How to Apply Caulk to Trim
From the prep to the final step, here is a step by step guide to the caulking process
Clean the surface you’re going to caulk, getting rid of any loose debris. An residual dust or dirt can lessen the seal.
Prepare water and paper towels, and wet your hands so caulk doesn’t adhere well to them. Also, wet a paper towel (with other paper towels nearby), so you can use it to wipe off excess caulk before it sets.
Cut the tip of the caulking tube at a straight line with a 45-degree angle about a quarter of an inch onto the tube.

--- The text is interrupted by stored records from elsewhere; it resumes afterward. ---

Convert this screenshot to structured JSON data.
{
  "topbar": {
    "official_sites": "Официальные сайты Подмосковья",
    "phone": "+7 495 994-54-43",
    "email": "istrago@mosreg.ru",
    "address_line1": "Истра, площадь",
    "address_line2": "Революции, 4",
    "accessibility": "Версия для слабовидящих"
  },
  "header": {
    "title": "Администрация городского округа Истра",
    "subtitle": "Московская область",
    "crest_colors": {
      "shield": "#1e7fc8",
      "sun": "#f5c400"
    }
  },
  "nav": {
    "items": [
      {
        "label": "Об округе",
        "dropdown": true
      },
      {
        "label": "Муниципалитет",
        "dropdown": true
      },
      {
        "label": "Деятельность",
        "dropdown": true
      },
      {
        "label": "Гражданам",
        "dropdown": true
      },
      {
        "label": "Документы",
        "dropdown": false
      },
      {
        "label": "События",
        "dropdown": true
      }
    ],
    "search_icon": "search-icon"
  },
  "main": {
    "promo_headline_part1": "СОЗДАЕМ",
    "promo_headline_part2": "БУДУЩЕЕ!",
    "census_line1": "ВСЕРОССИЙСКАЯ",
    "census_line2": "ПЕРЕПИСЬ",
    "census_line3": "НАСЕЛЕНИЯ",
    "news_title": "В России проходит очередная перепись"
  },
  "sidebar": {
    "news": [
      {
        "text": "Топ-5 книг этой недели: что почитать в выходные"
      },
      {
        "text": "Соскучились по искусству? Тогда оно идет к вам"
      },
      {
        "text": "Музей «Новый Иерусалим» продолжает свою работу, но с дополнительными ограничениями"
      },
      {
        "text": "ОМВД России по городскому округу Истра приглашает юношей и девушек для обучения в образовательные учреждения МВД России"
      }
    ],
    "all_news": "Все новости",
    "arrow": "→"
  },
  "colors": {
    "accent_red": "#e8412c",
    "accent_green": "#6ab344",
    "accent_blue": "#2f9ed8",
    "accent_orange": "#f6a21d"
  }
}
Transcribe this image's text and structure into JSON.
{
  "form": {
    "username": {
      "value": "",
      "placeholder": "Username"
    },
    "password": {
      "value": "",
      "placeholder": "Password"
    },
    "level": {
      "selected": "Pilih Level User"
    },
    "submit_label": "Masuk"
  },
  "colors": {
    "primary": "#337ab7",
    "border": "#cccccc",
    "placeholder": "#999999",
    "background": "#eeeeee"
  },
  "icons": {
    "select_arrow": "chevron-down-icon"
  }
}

Hold the tube at a 45-degree angle and apply caulk to the edge of the trim with the tip flat against that gap. Squeeze the caulk until there is a steady flow, and then move at an even pace to keep the caulk bead a consistent size. Use enough caulk to fill gaps and cover unappealing spots, but avoid using too much caulk as that has a tendency to create uneven areas.
Smooth out your caulk....this can be difficult. Once your caulk dries it becomes very resistant to change. Smooth it out with your finger before it dries to ensure the desired result.
Lastly, clean up using a wet paper towel to wipe up any excess caulk on the trim or wall surface, and don't forget to cap your caulk tube so you can use it in the future.